PROMPT:
In the entries below, find each line with the word "image" and pull it out.

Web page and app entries
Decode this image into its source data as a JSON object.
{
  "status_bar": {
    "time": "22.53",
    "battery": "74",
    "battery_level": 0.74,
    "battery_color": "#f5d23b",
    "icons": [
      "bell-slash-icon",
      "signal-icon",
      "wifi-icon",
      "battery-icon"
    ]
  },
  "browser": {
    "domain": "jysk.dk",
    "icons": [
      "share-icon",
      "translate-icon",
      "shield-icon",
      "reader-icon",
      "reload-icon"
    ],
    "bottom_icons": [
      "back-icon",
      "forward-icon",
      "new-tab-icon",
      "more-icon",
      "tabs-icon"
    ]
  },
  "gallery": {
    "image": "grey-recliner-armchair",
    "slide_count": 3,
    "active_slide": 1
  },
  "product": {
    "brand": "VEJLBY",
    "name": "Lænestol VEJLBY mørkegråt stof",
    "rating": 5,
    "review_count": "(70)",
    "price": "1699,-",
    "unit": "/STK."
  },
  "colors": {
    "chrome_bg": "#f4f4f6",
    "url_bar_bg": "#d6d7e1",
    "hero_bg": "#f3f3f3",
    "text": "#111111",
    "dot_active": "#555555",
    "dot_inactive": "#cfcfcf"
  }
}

OUTPUT OF THE EXERCISE:
Decode this image into its source data as a JSON object.
    "image": "grey-recliner-armchair",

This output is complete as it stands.